[[ AVAILABLE DATA, beginning ]]

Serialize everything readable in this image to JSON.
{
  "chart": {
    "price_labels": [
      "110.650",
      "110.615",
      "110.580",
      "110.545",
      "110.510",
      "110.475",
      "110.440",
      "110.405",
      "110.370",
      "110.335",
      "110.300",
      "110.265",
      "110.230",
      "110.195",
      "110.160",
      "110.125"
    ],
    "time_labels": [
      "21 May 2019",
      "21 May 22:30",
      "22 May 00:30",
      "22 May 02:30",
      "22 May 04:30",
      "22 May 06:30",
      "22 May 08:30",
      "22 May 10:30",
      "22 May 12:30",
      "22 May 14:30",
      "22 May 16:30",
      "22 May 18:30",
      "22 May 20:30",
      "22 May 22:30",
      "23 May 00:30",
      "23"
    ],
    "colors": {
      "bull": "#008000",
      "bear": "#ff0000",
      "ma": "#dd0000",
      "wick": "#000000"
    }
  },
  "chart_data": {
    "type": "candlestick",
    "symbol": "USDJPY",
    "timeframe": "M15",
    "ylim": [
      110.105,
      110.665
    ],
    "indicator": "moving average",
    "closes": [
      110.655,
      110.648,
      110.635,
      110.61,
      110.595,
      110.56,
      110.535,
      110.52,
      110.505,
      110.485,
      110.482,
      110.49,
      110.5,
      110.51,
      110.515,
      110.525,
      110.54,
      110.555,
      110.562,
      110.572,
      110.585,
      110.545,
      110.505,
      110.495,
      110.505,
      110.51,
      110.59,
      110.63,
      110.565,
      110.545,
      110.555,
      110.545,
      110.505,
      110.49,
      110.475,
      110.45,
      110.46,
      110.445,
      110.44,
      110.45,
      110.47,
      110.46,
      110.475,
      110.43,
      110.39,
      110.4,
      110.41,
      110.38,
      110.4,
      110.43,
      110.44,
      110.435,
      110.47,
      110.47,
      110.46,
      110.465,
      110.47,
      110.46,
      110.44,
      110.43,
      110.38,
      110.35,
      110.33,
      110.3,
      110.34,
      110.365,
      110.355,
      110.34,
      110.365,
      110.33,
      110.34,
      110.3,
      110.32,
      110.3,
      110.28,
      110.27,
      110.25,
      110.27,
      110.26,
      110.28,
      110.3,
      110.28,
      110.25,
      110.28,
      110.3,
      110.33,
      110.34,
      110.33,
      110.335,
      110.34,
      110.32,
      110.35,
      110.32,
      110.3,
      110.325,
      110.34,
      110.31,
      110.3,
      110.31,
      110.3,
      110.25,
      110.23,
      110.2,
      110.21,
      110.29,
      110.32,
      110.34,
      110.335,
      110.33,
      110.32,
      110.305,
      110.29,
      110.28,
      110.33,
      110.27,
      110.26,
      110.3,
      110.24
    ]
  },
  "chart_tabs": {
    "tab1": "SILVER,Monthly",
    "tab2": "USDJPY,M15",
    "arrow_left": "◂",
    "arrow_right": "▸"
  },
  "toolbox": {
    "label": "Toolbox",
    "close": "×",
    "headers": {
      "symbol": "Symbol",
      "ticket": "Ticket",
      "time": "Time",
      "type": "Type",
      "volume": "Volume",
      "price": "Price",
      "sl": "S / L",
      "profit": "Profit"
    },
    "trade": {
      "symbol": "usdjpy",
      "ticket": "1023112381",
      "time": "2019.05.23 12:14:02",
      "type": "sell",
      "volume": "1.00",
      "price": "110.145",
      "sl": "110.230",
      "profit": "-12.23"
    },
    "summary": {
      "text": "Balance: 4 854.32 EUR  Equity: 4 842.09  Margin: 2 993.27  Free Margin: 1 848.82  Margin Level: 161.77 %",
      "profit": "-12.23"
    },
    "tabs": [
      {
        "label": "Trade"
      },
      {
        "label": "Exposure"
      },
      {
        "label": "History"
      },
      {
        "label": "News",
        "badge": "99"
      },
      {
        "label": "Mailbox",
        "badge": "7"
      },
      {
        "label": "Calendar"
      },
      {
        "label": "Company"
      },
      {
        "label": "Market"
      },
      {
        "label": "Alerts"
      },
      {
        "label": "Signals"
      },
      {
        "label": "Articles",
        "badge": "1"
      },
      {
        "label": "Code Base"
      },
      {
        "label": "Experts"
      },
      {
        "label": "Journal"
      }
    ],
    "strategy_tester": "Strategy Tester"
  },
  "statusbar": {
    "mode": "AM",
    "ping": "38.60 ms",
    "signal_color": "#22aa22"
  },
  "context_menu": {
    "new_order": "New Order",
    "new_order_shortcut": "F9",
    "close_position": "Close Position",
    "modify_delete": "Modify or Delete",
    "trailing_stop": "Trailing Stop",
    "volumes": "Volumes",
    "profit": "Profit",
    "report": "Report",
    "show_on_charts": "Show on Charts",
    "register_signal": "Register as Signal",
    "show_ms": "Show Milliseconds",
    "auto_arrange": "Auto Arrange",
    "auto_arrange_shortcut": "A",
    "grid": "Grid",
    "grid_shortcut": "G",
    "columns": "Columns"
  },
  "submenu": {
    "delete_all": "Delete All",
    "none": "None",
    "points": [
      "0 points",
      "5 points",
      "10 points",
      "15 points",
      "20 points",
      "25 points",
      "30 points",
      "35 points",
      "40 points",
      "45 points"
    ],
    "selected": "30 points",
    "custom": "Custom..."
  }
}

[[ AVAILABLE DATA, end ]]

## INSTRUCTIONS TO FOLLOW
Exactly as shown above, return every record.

## RESULT BELOW
Serialize everything readable in this image to JSON.
{
  "chart": {
    "price_labels": [
      "110.650",
      "110.615",
      "110.580",
      "110.545",
      "110.510",
      "110.475",
      "110.440",
      "110.405",
      "110.370",
      "110.335",
      "110.300",
      "110.265",
      "110.230",
      "110.195",
      "110.160",
      "110.125"
    ],
    "time_labels": [
      "21 May 2019",
      "21 May 22:30",
      "22 May 00:30",
      "22 May 02:30",
      "22 May 04:30",
      "22 May 06:30",
      "22 May 08:30",
      "22 May 10:30",
      "22 May 12:30",
      "22 May 14:30",
      "22 May 16:30",
      "22 May 18:30",
      "22 May 20:30",
      "22 May 22:30",
      "23 May 00:30",
      "23"
    ],
    "colors": {
      "bull": "#008000",
      "bear": "#ff0000",
      "ma": "#dd0000",
      "wick": "#000000"
    }
  },
  "chart_data": {
    "type": "candlestick",
    "symbol": "USDJPY",
    "timeframe": "M15",
    "ylim": [
      110.105,
      110.665
    ],
    "indicator": "moving average",
    "closes": [
      110.655,
      110.648,
      110.635,
      110.61,
      110.595,
      110.56,
      110.535,
      110.52,
      110.505,
      110.485,
      110.482,
      110.49,
      110.5,
      110.51,
      110.515,
      110.525,
      110.54,
      110.555,
      110.562,
      110.572,
      110.585,
      110.545,
      110.505,
      110.495,
      110.505,
      110.51,
      110.59,
      110.63,
      110.565,
      110.545,
      110.555,
      110.545,
      110.505,
      110.49,
      110.475,
      110.45,
      110.46,
      110.445,
      110.44,
      110.45,
      110.47,
      110.46,
      110.475,
      110.43,
      110.39,
      110.4,
      110.41,
      110.38,
      110.4,
      110.43,
      110.44,
      110.435,
      110.47,
      110.47,
      110.46,
      110.465,
      110.47,
      110.46,
      110.44,
      110.43,
      110.38,
      110.35,
      110.33,
      110.3,
      110.34,
      110.365,
      110.355,
      110.34,
      110.365,
      110.33,
      110.34,
      110.3,
      110.32,
      110.3,
      110.28,
      110.27,
      110.25,
      110.27,
      110.26,
      110.28,
      110.3,
      110.28,
      110.25,
      110.28,
      110.3,
      110.33,
      110.34,
      110.33,
      110.335,
      110.34,
      110.32,
      110.35,
      110.32,
      110.3,
      110.325,
      110.34,
      110.31,
      110.3,
      110.31,
      110.3,
      110.25,
      110.23,
      110.2,
      110.21,
      110.29,
      110.32,
      110.34,
      110.335,
      110.33,
      110.32,
      110.305,
      110.29,
      110.28,
      110.33,
      110.27,
      110.26,
      110.3,
      110.24
    ]
  },
  "chart_tabs": {
    "tab1": "SILVER,Monthly",
    "tab2": "USDJPY,M15",
    "arrow_left": "◂",
    "arrow_right": "▸"
  },
  "toolbox": {
    "label": "Toolbox",
    "close": "×",
    "headers": {
      "symbol": "Symbol",
      "ticket": "Ticket",
      "time": "Time",
      "type": "Type",
      "volume": "Volume",
      "price": "Price",
      "sl": "S / L",
      "profit": "Profit"
    },
    "trade": {
      "symbol": "usdjpy",
      "ticket": "1023112381",
      "time": "2019.05.23 12:14:02",
      "type": "sell",
      "volume": "1.00",
      "price": "110.145",
      "sl": "110.230",
      "profit": "-12.23"
    },
    "summary": {
      "text": "Balance: 4 854.32 EUR  Equity: 4 842.09  Margin: 2 993.27  Free Margin: 1 848.82  Margin Level: 161.77 %",
      "profit": "-12.23"
    },
    "tabs": [
      {
        "label": "Trade"
      },
      {
        "label": "Exposure"
      },
      {
        "label": "History"
      },
      {
        "label": "News",
        "badge": "99"
      },
      {
        "label": "Mailbox",
        "badge": "7"
      },
      {
        "label": "Calendar"
      },
      {
        "label": "Company"
      },
      {
        "label": "Market"
      },
      {
        "label": "Alerts"
      },
      {
        "label": "Signals"
      },
      {
        "label": "Articles",
        "badge": "1"
      },
      {
        "label": "Code Base"
      },
      {
        "label": "Experts"
      },
      {
        "label": "Journal"
      }
    ],
    "strategy_tester": "Strategy Tester"
  },
  "statusbar": {
    "mode": "AM",
    "ping": "38.60 ms",
    "signal_color": "#22aa22"
  },
  "context_menu": {
    "new_order": "New Order",
    "new_order_shortcut": "F9",
    "close_position": "Close Position",
    "modify_delete": "Modify or Delete",
    "trailing_stop": "Trailing Stop",
    "volumes": "Volumes",
    "profit": "Profit",
    "report": "Report",
    "show_on_charts": "Show on Charts",
    "register_signal": "Register as Signal",
    "show_ms": "Show Milliseconds",
    "auto_arrange": "Auto Arrange",
    "auto_arrange_shortcut": "A",
    "grid": "Grid",
    "grid_shortcut": "G",
    "columns": "Columns"
  },
  "submenu": {
    "delete_all": "Delete All",
    "none": "None",
    "points": [
      "0 points",
      "5 points",
      "10 points",
      "15 points",
      "20 points",
      "25 points",
      "30 points",
      "35 points",
      "40 points",
      "45 points"
    ],
    "selected": "30 points",
    "custom": "Custom..."
  }
}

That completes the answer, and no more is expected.